We make those new cells from what we eat, what we drink, and what we breathe.

Our life cycles are intimately intertwined with the earth. We eat plants, or animals that eat plants, or animals that eat animals that eat plants, and the plants get their nutrients from the soil. We drink water that has been filtered by passing through the soil. The air we breathe is purified by passing through plants and the soil.

When we die, our bodies return to the soil to provide nutrients for future generations.

From dust we come and to dust we shall return.

Of course, we know that our air is polluted with industrial wastes and car exhaust, our water is contaminated with agricultural chemicals and more industrial wastes, and our food, which lacks nutrition, is contaminated with poisons and human-made genetic materials.

Is it any wonder that we are increasingly diseased and overweight? Is it surprising that infant mortality in he United States is growing, or that life expectancy is dropping?

And yet we steadfastly refuse to face the reality that the ways we manage food, water and air are killing us, and making life less pleasurable in the process.

We keep on eating at fast-food restaurants while driving to and from work, buying non-repairable, non-reusable consumer goods in way too much packaging, and then throwing the product and the packaging “away” when we are done with them, all the while refusing to recognize that there is no “away”.

To say nothing of overpopulation.

Our refusal to recognize reality doesn’t change reality.

What do you think?

Getting a Mammogram

I am married to an intelligent woman. She is a classic Mid-West sensible person, who has few illusions about the realities of living. That is, death is not a whether question, it is a when question, and sometimes a how question.

She is also overweight, as am I (and a number of other people in this country.)

For some time we have been trying to find a way for regular exercise to become part of our daily routine. Last week she went to a women-only fitness center. The organization is supportive of women’s health, and offered to waive her enrollment fee if she got a mammogram, which was available free of charge.

Her response to the offer of a free mammogram was quintessentially Mid-West: “Why would I want to get a mammogram? If I get a mammogram one of two things will happen.

Either they will find nothing, in which case I will need to do nothing, just like I am doing nothing now. Or, they will find something. I have no health insurance. I would not be able to do anything about it. Which is what I am doing now, but without the fear, worry or guilt.

Why would I want to get a mammogram?”

It seems that there are a number of people who really don’t understand what it is like not to have health care available, either because of low income, uninsurability, inadequate health insurance, or lack of accessible health care facilities.

It reminds me of the people who do not understand that many of us often experience more month than money, because of unemployment, low pay, unavoidable expenses, or physical or mental challenges.
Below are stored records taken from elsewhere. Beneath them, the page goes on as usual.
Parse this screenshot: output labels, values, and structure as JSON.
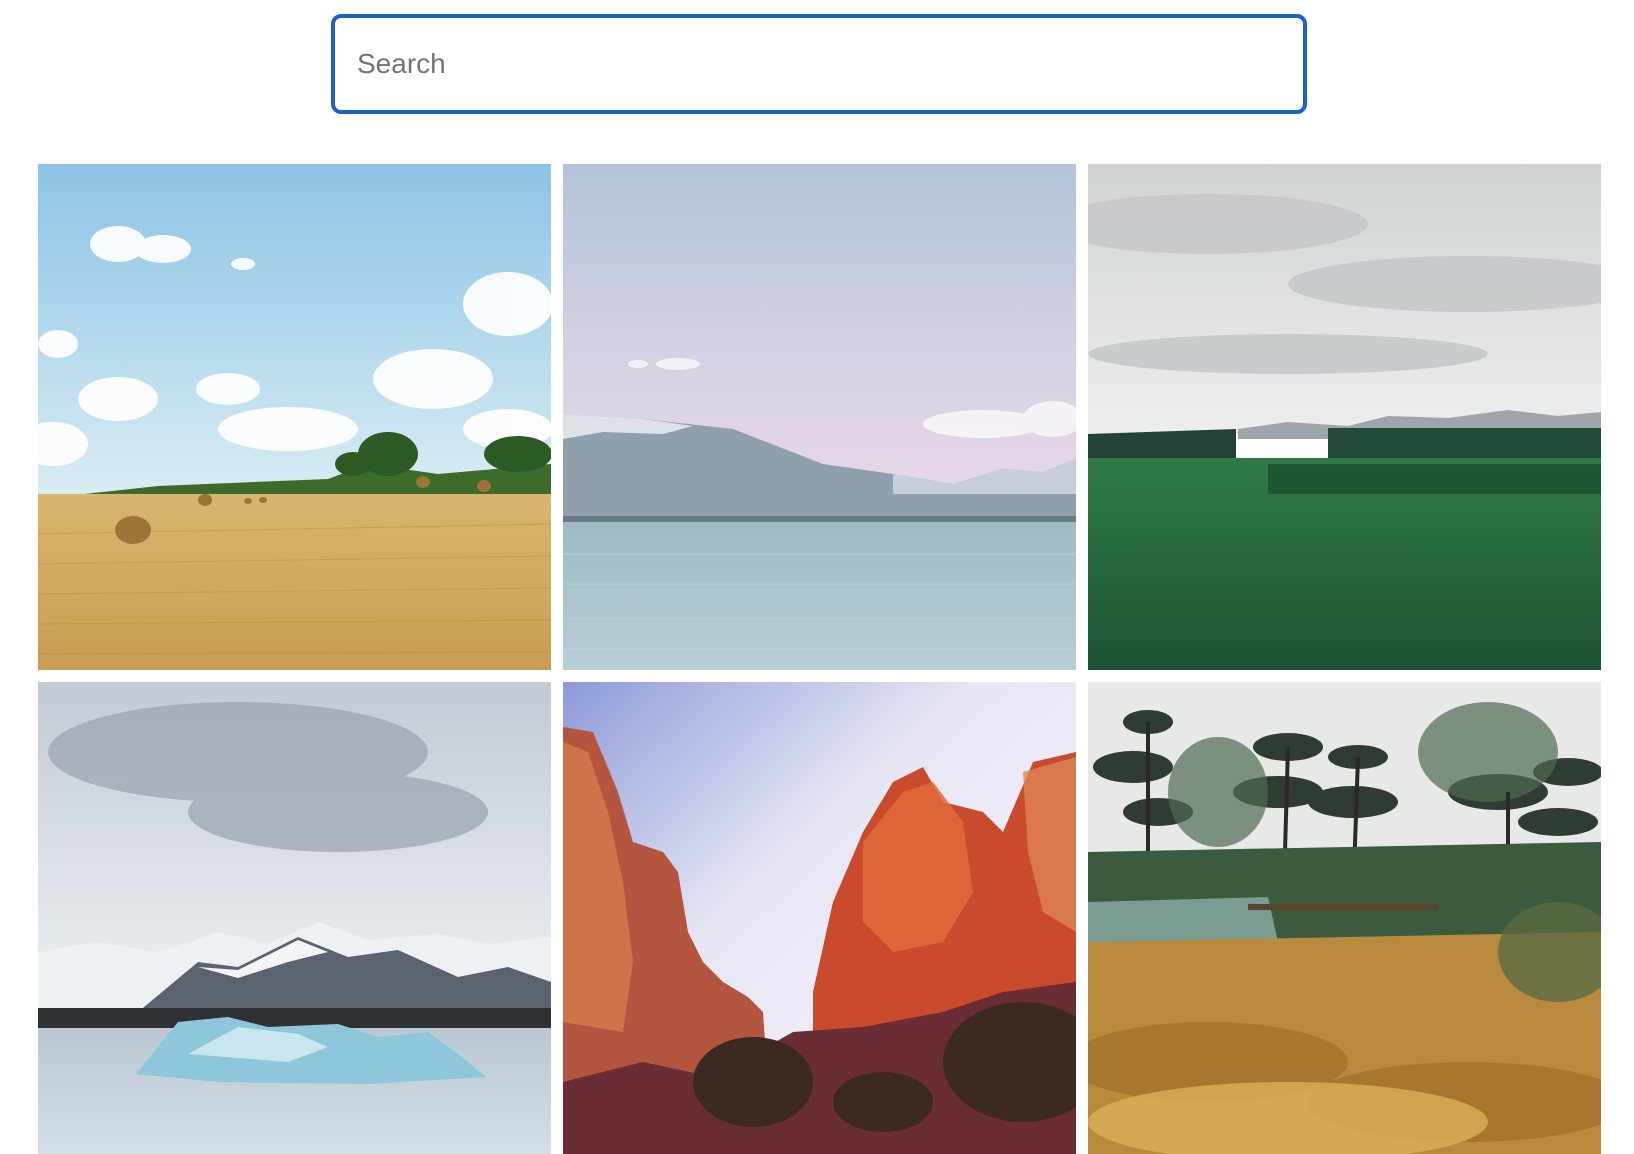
{
  "search": {
    "placeholder": "Search",
    "value": ""
  },
  "gallery": {
    "photos": [
      {
        "subject": "hay-field",
        "colors": {
          "sky": "#a9d3ea",
          "ground": "#d4ae66"
        }
      },
      {
        "subject": "mountain-lake",
        "colors": {
          "sky": "#c9cde0",
          "water": "#a9c4cd"
        }
      },
      {
        "subject": "green-plain",
        "colors": {
          "sky": "#d9dcdc",
          "ground": "#24603c"
        }
      },
      {
        "subject": "glacier-lagoon",
        "colors": {
          "sky": "#cfd8e0",
          "ice": "#8fc7da"
        }
      },
      {
        "subject": "red-canyon",
        "colors": {
          "sky": "#e9e0f0",
          "rock": "#c4472c"
        }
      },
      {
        "subject": "garden-trees",
        "colors": {
          "sky": "#e6e8e3",
          "ground": "#b98a3e"
        }
      }
    ]
  }
}
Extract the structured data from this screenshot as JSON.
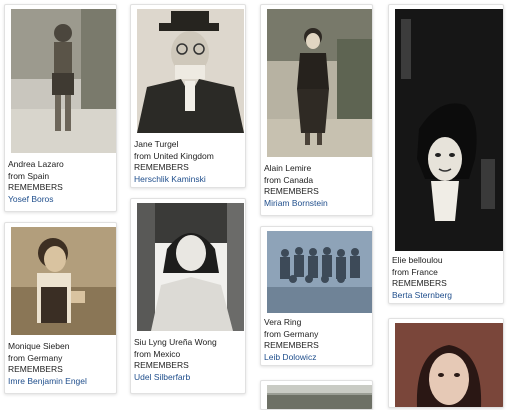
{
  "cards": [
    {
      "name": "Andrea Lazaro",
      "origin": "from Spain",
      "remembers": "REMEMBERS",
      "remembered": "Yosef Boros"
    },
    {
      "name": "Jane Turgel",
      "origin": "from United Kingdom",
      "remembers": "REMEMBERS",
      "remembered": "Herschlik Kaminski"
    },
    {
      "name": "Alain Lemire",
      "origin": "from Canada",
      "remembers": "REMEMBERS",
      "remembered": "Miriam Bornstein"
    },
    {
      "name": "Elie belloulou",
      "origin": "from France",
      "remembers": "REMEMBERS",
      "remembered": "Berta Sternberg"
    },
    {
      "name": "Monique Sieben",
      "origin": "from Germany",
      "remembers": "REMEMBERS",
      "remembered": "Imre Benjamin Engel"
    },
    {
      "name": "Siu Lyng Ureña Wong",
      "origin": "from Mexico",
      "remembers": "REMEMBERS",
      "remembered": "Udel Silberfarb"
    },
    {
      "name": "Vera Ring",
      "origin": "from Germany",
      "remembers": "REMEMBERS",
      "remembered": "Leib Dolowicz"
    },
    {
      "name": "",
      "origin": "",
      "remembers": "",
      "remembered": ""
    },
    {
      "name": "",
      "origin": "",
      "remembers": "",
      "remembered": ""
    }
  ],
  "colors": {
    "link": "#1f4e8c",
    "text": "#222222",
    "card_border": "#e1e1e1"
  }
}
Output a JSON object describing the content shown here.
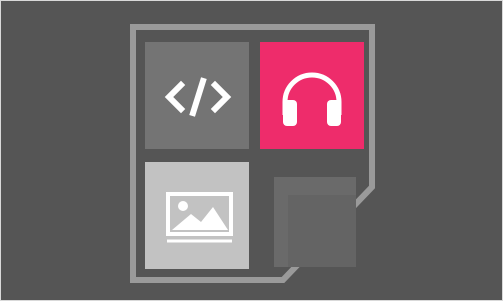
{
  "icons": {
    "code": "code-brackets-icon",
    "headphones": "headphones-icon",
    "image": "image-landscape-icon"
  },
  "colors": {
    "background": "#555555",
    "outline": "#9a9a9a",
    "code_tile": "#747474",
    "music_tile": "#ee2c6b",
    "image_tile": "#c2c2c2",
    "empty_tile": "#6a6a6a"
  }
}
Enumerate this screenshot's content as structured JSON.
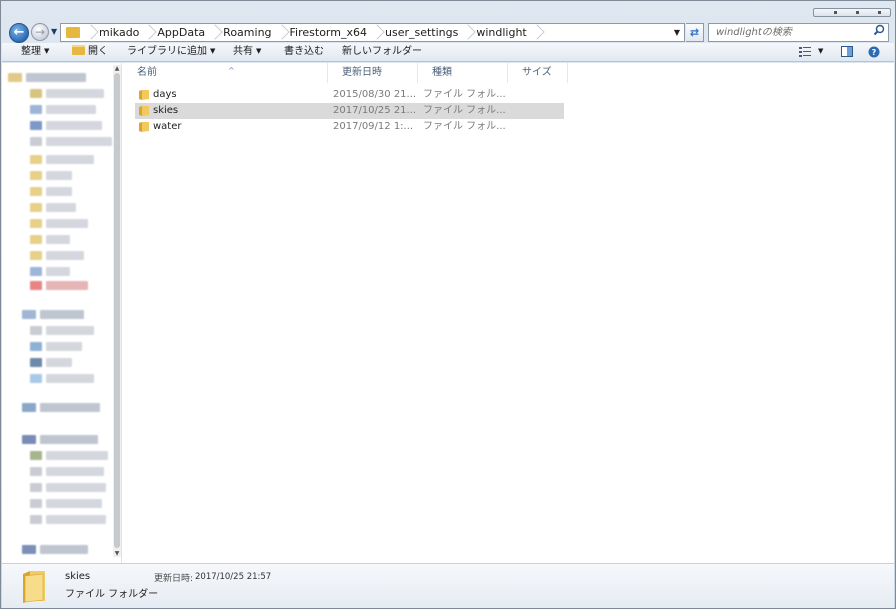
{
  "address": {
    "crumbs": [
      "mikado",
      "AppData",
      "Roaming",
      "Firestorm_x64",
      "user_settings",
      "windlight"
    ]
  },
  "search": {
    "placeholder": "windlightの検索"
  },
  "toolbar": {
    "organize": "整理",
    "open": "開く",
    "add_to_library": "ライブラリに追加",
    "share": "共有",
    "burn": "書き込む",
    "new_folder": "新しいフォルダー"
  },
  "columns": {
    "name": "名前",
    "modified": "更新日時",
    "type": "種類",
    "size": "サイズ"
  },
  "files": [
    {
      "name": "days",
      "modified": "2015/08/30 21...",
      "type": "ファイル フォル...",
      "selected": false
    },
    {
      "name": "skies",
      "modified": "2017/10/25 21...",
      "type": "ファイル フォル...",
      "selected": true
    },
    {
      "name": "water",
      "modified": "2017/09/12 1:...",
      "type": "ファイル フォル...",
      "selected": false
    }
  ],
  "details": {
    "name": "skies",
    "kind": "ファイル フォルダー",
    "modified_label": "更新日時:",
    "modified_value": "2017/10/25 21:57"
  },
  "colors": {
    "selection": "#dadada",
    "folder": "#e7b840",
    "header_text": "#4c607a",
    "accent_blue": "#2b6cb6"
  },
  "icons": {
    "back": "back-arrow-icon",
    "forward": "forward-arrow-icon",
    "refresh": "refresh-icon",
    "search": "search-icon",
    "folder": "folder-icon",
    "view": "view-options-icon",
    "preview": "preview-pane-icon",
    "help": "help-icon"
  }
}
And these seem to be the same people, including most politicians and large political donors, who shape our laws and government programs.

We live in the land of the free and the home of the brave. That is to say, millions of people are bravely facing modern life in the United States free of health care or living wage jobs.

What do you think?